*** Opening of RECORDS FOR PROCESSING ***
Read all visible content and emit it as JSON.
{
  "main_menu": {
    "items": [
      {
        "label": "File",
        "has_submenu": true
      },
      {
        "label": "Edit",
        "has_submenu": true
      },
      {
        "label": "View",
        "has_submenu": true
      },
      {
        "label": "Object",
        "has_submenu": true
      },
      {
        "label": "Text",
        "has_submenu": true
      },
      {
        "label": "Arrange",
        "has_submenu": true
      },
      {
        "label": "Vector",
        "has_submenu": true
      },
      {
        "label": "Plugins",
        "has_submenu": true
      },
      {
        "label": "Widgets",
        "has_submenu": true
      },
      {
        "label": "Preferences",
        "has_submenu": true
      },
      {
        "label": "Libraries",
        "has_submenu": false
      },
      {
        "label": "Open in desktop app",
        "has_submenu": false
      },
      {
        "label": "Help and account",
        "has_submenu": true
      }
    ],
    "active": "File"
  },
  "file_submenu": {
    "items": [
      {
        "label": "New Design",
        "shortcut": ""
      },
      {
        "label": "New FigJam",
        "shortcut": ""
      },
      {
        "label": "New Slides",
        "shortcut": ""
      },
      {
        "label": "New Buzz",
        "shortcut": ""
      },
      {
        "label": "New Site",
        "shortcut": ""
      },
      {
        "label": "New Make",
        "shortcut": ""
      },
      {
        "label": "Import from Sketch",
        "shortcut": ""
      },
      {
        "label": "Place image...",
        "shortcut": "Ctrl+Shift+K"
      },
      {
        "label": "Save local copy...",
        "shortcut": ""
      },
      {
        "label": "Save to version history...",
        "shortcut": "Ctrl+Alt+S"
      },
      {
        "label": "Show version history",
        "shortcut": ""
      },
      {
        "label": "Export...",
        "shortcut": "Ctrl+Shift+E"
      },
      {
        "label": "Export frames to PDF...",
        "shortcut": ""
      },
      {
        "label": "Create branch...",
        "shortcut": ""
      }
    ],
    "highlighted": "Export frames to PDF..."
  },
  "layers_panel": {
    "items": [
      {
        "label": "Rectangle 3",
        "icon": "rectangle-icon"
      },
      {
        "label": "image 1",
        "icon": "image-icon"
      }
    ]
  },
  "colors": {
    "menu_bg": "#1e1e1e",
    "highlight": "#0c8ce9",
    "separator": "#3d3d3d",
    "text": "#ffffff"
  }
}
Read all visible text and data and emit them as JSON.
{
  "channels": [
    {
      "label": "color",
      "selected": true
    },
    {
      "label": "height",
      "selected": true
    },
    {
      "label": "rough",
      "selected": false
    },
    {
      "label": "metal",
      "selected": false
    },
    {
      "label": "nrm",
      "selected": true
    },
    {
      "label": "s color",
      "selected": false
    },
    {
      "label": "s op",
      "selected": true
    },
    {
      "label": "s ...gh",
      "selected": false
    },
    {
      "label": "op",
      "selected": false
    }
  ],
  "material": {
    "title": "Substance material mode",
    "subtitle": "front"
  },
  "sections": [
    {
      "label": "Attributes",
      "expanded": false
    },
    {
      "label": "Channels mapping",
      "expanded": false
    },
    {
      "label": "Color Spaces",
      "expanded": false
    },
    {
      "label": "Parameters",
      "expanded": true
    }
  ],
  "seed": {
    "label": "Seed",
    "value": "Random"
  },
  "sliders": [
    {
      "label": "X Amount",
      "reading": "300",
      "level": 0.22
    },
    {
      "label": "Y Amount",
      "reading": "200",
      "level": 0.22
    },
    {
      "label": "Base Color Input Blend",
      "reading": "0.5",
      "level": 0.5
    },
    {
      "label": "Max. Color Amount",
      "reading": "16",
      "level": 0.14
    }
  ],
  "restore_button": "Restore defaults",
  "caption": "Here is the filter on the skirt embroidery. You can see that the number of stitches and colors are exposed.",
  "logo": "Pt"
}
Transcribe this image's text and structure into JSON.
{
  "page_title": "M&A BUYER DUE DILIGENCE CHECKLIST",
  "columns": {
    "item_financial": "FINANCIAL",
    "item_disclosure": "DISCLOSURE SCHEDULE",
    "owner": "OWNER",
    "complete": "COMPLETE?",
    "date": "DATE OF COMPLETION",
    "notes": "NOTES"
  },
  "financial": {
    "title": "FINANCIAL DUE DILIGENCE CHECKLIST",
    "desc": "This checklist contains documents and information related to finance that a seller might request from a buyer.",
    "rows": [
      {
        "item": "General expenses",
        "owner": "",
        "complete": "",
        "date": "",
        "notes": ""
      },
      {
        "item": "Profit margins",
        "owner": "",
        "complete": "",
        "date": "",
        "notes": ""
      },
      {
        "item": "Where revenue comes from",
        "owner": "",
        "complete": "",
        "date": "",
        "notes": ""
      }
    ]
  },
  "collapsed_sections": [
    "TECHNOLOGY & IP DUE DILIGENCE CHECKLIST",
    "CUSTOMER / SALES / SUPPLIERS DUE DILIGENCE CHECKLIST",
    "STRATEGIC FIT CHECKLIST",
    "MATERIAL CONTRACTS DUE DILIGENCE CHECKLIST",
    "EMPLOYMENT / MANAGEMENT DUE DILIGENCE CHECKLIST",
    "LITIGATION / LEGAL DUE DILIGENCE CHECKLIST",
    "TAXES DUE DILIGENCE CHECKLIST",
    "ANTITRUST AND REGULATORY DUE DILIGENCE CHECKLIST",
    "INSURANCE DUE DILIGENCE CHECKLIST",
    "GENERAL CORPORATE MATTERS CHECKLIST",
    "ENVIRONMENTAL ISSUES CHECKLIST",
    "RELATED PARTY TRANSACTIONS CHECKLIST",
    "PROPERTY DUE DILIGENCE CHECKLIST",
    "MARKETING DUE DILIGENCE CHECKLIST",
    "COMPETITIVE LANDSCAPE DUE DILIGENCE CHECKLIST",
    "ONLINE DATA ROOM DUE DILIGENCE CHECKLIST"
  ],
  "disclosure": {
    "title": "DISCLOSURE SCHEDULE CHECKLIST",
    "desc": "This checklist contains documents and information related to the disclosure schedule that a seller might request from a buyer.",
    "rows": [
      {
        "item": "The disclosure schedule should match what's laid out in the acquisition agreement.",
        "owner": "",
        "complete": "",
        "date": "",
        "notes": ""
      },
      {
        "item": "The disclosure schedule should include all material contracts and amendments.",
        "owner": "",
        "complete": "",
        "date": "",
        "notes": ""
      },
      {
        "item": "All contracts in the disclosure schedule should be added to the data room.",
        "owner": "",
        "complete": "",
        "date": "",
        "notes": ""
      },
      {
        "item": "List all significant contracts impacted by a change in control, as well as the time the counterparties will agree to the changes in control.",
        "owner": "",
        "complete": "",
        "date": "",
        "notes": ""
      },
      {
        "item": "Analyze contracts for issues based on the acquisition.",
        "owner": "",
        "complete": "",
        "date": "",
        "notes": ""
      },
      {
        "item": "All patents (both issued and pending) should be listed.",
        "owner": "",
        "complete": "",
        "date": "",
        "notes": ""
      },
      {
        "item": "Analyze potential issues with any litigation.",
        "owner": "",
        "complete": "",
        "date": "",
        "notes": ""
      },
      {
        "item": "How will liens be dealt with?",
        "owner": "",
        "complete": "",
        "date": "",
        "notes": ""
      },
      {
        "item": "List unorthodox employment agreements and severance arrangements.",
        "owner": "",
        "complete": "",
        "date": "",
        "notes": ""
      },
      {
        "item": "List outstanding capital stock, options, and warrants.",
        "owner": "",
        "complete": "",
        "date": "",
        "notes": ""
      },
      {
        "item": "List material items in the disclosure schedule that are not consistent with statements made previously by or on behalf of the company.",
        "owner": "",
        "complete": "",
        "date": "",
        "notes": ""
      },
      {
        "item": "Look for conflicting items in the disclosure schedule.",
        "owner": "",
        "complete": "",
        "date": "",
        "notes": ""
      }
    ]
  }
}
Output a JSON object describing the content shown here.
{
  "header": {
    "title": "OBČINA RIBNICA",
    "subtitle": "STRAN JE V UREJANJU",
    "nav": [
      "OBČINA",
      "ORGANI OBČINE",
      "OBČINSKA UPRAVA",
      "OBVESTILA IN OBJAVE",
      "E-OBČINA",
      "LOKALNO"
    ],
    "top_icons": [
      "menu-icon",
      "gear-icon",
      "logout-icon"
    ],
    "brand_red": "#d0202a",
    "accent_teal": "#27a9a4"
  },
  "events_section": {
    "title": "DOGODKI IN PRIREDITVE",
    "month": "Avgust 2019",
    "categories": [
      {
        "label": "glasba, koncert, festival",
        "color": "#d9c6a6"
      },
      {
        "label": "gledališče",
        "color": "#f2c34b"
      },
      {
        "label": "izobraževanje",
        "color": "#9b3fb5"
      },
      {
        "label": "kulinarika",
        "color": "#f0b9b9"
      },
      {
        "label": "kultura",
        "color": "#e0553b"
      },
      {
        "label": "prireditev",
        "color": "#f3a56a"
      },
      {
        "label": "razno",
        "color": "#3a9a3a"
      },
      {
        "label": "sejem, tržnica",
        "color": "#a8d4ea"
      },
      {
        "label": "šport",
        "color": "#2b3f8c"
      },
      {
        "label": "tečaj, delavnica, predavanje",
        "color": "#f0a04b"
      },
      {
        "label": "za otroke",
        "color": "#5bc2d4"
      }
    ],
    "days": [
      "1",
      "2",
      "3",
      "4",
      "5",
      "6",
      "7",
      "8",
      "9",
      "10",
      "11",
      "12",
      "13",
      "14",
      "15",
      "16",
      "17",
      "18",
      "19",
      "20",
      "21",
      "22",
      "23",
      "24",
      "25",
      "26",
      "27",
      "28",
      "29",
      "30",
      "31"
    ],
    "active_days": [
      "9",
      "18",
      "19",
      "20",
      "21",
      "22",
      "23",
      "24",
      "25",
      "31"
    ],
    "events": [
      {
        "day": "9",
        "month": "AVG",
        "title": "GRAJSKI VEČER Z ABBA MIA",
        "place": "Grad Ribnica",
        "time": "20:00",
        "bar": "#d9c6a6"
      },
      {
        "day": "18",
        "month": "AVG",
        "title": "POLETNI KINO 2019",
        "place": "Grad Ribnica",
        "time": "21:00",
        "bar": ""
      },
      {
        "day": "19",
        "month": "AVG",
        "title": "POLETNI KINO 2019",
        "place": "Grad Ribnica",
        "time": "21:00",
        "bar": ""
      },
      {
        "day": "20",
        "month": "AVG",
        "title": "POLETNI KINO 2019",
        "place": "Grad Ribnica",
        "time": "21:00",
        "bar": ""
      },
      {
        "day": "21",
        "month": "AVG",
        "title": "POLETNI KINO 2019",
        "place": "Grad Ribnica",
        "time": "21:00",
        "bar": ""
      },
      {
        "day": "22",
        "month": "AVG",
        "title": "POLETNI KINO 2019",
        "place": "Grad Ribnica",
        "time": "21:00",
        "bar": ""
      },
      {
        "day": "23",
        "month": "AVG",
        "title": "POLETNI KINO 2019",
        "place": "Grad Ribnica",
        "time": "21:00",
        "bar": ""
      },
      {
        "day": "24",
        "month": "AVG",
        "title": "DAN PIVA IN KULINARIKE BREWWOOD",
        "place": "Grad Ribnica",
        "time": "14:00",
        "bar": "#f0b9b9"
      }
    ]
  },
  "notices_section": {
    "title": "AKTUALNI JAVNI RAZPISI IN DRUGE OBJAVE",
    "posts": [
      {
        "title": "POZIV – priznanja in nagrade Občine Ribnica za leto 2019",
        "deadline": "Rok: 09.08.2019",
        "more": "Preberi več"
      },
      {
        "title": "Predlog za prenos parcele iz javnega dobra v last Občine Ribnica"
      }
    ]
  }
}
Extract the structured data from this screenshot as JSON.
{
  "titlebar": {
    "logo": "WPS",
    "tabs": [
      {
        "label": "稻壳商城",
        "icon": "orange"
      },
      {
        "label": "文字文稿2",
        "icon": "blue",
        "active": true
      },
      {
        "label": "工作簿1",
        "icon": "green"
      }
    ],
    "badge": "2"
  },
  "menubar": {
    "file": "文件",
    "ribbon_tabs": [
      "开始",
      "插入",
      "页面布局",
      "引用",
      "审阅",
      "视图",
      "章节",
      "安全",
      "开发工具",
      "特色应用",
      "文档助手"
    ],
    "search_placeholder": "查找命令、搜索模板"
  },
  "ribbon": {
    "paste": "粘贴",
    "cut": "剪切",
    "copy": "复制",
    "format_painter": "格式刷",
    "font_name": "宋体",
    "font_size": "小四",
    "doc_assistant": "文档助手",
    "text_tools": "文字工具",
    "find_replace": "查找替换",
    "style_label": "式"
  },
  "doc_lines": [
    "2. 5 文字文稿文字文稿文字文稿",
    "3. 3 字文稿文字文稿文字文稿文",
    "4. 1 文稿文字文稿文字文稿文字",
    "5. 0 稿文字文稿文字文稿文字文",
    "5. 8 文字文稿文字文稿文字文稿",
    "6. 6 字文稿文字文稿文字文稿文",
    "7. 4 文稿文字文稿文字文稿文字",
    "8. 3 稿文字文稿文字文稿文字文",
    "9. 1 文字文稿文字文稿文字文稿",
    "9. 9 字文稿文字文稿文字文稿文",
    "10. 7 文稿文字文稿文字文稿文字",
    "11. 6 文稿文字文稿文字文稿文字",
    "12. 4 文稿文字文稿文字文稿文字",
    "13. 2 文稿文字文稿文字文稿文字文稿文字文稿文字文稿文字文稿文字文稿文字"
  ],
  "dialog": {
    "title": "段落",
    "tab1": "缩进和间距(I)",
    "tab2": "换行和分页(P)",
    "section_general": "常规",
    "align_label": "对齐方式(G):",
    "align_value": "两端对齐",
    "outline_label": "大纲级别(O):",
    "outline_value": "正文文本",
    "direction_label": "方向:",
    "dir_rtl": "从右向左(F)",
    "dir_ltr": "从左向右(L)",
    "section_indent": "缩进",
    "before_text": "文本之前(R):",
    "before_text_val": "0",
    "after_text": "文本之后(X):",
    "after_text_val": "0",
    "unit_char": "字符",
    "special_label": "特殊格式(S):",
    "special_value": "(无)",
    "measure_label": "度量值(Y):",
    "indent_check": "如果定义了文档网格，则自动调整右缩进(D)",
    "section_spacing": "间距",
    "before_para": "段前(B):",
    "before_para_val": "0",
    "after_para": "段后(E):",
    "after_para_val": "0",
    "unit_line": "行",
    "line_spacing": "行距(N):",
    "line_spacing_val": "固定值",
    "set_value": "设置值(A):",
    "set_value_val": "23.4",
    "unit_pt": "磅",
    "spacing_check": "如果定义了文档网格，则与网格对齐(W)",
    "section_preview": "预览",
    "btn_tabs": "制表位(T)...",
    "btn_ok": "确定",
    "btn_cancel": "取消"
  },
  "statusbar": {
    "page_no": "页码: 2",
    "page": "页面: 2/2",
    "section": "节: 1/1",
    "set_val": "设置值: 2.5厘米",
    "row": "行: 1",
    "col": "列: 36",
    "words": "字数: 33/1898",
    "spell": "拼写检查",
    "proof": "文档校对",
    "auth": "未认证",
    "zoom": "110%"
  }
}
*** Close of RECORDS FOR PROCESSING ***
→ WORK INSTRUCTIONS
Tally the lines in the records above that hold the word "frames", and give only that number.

→ WRITTEN ANSWER
2